- THE TASK
From the records, return each line that has the word "data" in it.

- PROVIDED RECORDS
▼

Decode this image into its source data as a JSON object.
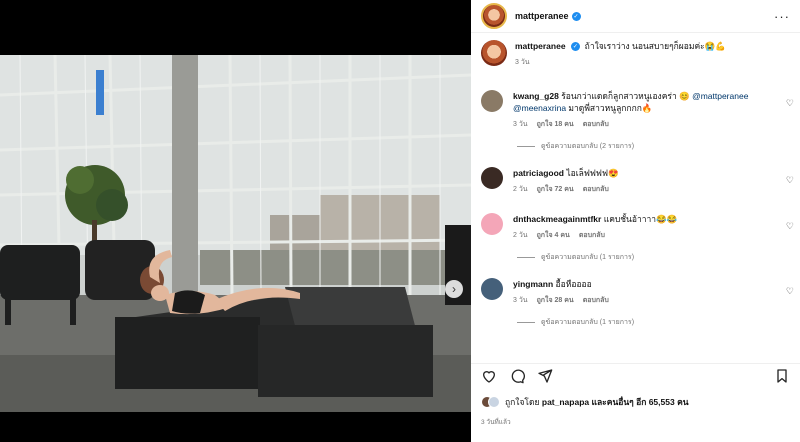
{
  "post": {
    "username": "mattperanee",
    "caption": "ถ้าใจเราว่าง นอนสบายๆก็ผอมค่ะ😭💪",
    "caption_time": "3 วัน",
    "carousel_count": 5,
    "carousel_active": 0,
    "next_icon": "chevron-right-icon"
  },
  "comments": [
    {
      "user": "kwang_g28",
      "text": "ร้อนกว่าแดดก็ลูกสาวหนูเองคร่า 😊",
      "mention1": "@mattperanee",
      "mention2": "@meenaxrina",
      "text2": "มาดูพี่สาวหนูลูกกกก🔥",
      "time": "3 วัน",
      "likes": "ถูกใจ 18 คน",
      "reply": "ตอบกลับ",
      "replies_label": "ดูข้อความตอบกลับ (2 รายการ)",
      "avatar_color": "#8a7a66"
    },
    {
      "user": "patriciagood",
      "text": "ไอเล็ฟฟฟฟ😍",
      "time": "2 วัน",
      "likes": "ถูกใจ 72 คน",
      "reply": "ตอบกลับ",
      "avatar_color": "#3a2a24"
    },
    {
      "user": "dnthackmeagainmtfkr",
      "text": "แคบชั้นอ้าาาา😂😂",
      "time": "2 วัน",
      "likes": "ถูกใจ 4 คน",
      "reply": "ตอบกลับ",
      "replies_label": "ดูข้อความตอบกลับ (1 รายการ)",
      "avatar_color": "#f4a6b8"
    },
    {
      "user": "yingmann",
      "text": "อื้อหืออออ",
      "time": "3 วัน",
      "likes": "ถูกใจ 28 คน",
      "reply": "ตอบกลับ",
      "replies_label": "ดูข้อความตอบกลับ (1 รายการ)",
      "avatar_color": "#45607a"
    }
  ],
  "footer": {
    "liked_by_prefix": "ถูกใจโดย",
    "liked_by_user": "pat_napapa",
    "liked_by_suffix": "และคนอื่นๆ อีก 65,553 คน",
    "posted": "3 วันที่แล้ว"
  },
  "colors": {
    "accent": "#1d8df0",
    "link": "#00376b",
    "muted": "#737373"
  }
}
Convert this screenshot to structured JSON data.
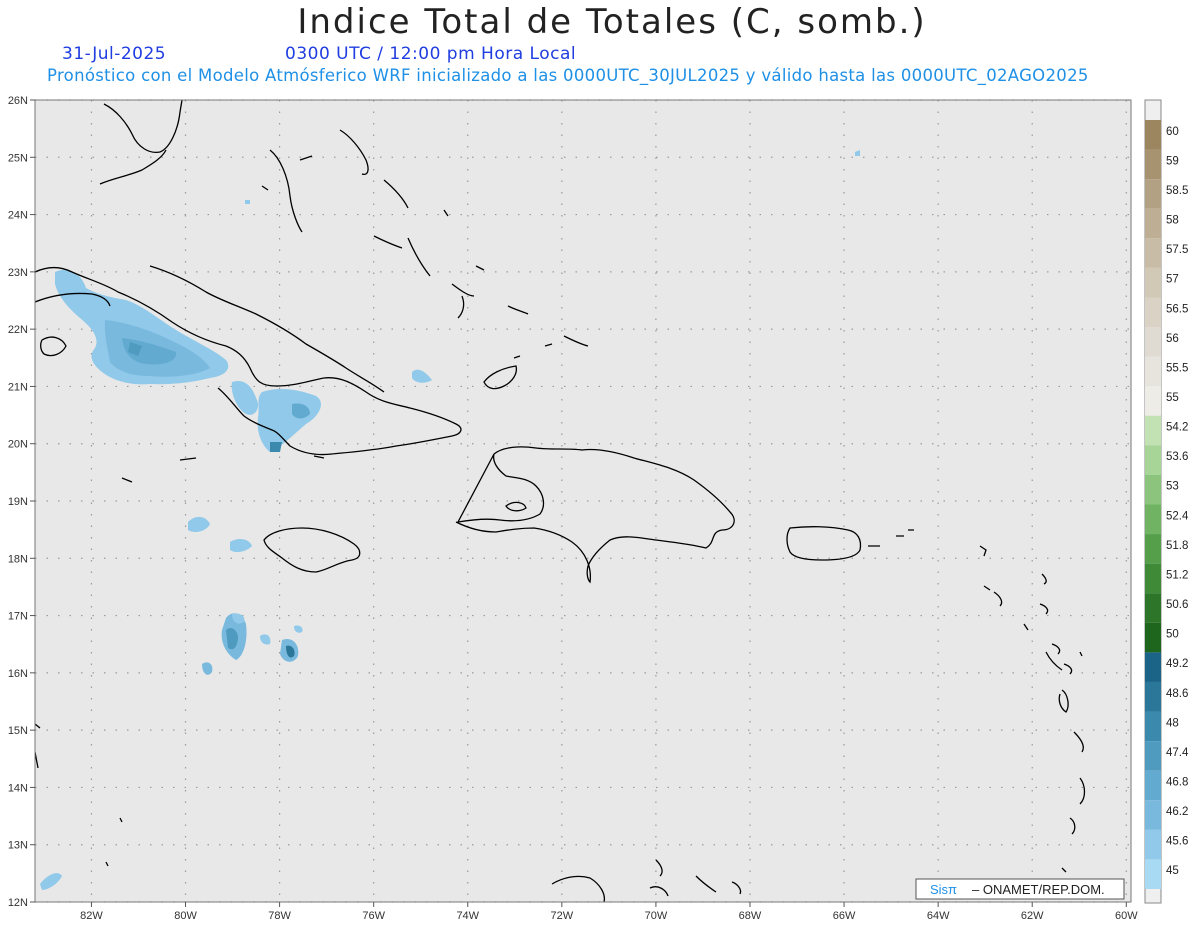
{
  "header": {
    "title": "Indice Total de Totales (C, somb.)",
    "date": "31-Jul-2025",
    "time": "0300 UTC / 12:00 pm Hora Local",
    "description": "Pronóstico con el Modelo Atmósferico WRF inicializado a las 0000UTC_30JUL2025 y válido hasta las  0000UTC_02AGO2025"
  },
  "map": {
    "lat_ticks": [
      "26N",
      "25N",
      "24N",
      "23N",
      "22N",
      "21N",
      "20N",
      "19N",
      "18N",
      "17N",
      "16N",
      "15N",
      "14N",
      "13N",
      "12N"
    ],
    "lon_ticks": [
      "82W",
      "80W",
      "78W",
      "76W",
      "74W",
      "72W",
      "70W",
      "68W",
      "66W",
      "64W",
      "62W",
      "60W"
    ],
    "lat_range": [
      12,
      26
    ],
    "lon_range": [
      -83.2,
      -59.9
    ],
    "background_color": "#e8e8e8",
    "grid": "dotted"
  },
  "legend": {
    "levels": [
      "60",
      "59",
      "58.5",
      "58",
      "57.5",
      "57",
      "56.5",
      "56",
      "55.5",
      "55",
      "54.2",
      "53.6",
      "53",
      "52.4",
      "51.8",
      "51.2",
      "50.6",
      "50",
      "49.2",
      "48.6",
      "48",
      "47.4",
      "46.8",
      "46.2",
      "45.6",
      "45"
    ],
    "colors": [
      "#9c8660",
      "#a89371",
      "#b3a183",
      "#beae94",
      "#c8bca6",
      "#d1c8b6",
      "#d9d2c5",
      "#e0dbd2",
      "#e7e4de",
      "#eeece6",
      "#c2e2b4",
      "#a7d497",
      "#8cc47d",
      "#70b363",
      "#559f4b",
      "#3f8a37",
      "#2d7629",
      "#1e661d",
      "#1c6487",
      "#2a7799",
      "#3b89ad",
      "#4f9bc0",
      "#63aad1",
      "#79b9de",
      "#90c9ea",
      "#a8daf4"
    ]
  },
  "credit": {
    "brand": "Sisπ",
    "org": "– ONAMET/REP.DOM."
  }
}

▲

- RESPONSE
Decode this image into its source data as a JSON object.
Convert this screenshot to structured JSON data.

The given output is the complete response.